[Element data from apps and pages]
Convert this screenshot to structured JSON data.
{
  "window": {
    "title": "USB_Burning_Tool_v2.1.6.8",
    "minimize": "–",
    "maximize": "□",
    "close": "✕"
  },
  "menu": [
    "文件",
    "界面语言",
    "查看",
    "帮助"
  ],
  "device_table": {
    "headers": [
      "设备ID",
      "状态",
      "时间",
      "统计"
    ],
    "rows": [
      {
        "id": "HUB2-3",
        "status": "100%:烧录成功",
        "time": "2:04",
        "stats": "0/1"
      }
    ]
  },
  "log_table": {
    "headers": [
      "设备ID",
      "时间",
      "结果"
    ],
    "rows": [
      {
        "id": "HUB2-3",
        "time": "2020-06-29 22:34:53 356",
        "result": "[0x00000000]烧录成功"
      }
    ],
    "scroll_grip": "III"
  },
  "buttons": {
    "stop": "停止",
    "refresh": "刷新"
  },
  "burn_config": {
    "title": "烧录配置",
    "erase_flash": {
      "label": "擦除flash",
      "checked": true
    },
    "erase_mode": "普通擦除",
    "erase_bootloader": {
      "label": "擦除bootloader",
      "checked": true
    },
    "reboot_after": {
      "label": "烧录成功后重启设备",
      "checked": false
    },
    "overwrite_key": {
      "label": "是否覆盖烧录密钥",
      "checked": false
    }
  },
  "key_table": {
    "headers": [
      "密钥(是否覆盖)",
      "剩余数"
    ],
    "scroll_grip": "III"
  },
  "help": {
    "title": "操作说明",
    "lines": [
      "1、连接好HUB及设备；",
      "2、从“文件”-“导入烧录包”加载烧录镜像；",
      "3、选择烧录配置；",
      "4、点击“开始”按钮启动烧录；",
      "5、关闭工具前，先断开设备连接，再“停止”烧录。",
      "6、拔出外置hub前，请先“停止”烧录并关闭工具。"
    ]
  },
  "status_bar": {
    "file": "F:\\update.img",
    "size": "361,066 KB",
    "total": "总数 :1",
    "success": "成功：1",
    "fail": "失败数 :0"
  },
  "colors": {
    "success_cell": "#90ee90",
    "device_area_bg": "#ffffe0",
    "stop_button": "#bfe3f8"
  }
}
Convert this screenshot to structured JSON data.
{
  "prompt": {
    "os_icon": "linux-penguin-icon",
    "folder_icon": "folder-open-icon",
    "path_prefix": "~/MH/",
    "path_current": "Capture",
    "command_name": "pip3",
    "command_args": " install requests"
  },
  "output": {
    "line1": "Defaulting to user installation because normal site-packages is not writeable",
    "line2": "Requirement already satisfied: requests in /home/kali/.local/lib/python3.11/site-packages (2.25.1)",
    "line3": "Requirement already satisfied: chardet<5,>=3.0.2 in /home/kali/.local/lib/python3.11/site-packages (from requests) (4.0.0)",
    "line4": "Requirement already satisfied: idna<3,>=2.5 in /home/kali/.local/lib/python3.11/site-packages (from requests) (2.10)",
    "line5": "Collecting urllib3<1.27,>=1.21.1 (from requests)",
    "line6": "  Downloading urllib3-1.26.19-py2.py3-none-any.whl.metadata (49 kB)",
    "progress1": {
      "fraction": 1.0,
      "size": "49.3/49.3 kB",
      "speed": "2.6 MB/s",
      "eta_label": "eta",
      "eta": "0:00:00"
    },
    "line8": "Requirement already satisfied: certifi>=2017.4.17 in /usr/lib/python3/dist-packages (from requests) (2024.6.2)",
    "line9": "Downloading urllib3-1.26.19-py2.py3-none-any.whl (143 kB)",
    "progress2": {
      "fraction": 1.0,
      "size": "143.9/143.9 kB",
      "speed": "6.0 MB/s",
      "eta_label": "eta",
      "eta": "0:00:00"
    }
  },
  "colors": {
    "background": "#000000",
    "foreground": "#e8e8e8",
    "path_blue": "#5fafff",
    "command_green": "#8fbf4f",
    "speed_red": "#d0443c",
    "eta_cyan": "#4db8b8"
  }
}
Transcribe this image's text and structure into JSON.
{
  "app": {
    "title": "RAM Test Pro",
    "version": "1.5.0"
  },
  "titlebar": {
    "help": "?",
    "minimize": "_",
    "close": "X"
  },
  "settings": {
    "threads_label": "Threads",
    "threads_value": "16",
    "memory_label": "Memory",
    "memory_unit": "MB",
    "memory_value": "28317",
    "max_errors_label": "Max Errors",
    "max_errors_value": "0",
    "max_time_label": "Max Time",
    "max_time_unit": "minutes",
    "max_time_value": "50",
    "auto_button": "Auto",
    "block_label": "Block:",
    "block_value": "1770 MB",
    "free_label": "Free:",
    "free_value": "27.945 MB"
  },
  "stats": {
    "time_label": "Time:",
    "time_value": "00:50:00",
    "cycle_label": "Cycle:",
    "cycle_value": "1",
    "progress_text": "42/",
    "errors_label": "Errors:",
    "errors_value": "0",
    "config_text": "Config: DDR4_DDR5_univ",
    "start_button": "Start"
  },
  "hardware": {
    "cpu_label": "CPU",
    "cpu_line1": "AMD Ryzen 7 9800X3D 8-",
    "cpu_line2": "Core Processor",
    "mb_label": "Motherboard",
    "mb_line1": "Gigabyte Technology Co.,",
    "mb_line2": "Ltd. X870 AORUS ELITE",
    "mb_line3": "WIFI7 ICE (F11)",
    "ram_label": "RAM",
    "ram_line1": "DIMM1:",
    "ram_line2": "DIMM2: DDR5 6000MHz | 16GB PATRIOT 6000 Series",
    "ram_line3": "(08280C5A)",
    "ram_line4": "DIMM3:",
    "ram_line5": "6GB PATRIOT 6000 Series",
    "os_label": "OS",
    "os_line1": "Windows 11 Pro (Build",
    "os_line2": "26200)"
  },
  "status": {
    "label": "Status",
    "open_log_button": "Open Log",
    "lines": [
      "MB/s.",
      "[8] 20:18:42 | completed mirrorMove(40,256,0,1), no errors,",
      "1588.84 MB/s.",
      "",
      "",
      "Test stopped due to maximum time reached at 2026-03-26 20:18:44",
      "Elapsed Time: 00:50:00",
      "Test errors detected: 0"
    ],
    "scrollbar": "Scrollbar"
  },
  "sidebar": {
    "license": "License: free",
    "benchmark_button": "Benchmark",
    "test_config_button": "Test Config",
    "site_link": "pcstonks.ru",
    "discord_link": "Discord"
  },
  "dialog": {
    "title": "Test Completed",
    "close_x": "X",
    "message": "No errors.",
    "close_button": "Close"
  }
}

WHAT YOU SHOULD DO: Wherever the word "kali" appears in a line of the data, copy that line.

ANSWER SPACE:
    "line2": "Requirement already satisfied: requests in /home/kali/.local/lib/python3.11/site-packages (2.25.1)",
    "line3": "Requirement already satisfied: chardet<5,>=3.0.2 in /home/kali/.local/lib/python3.11/site-packages (from requests) (4.0.0)",
    "line4": "Requirement already satisfied: idna<3,>=2.5 in /home/kali/.local/lib/python3.11/site-packages (from requests) (2.10)",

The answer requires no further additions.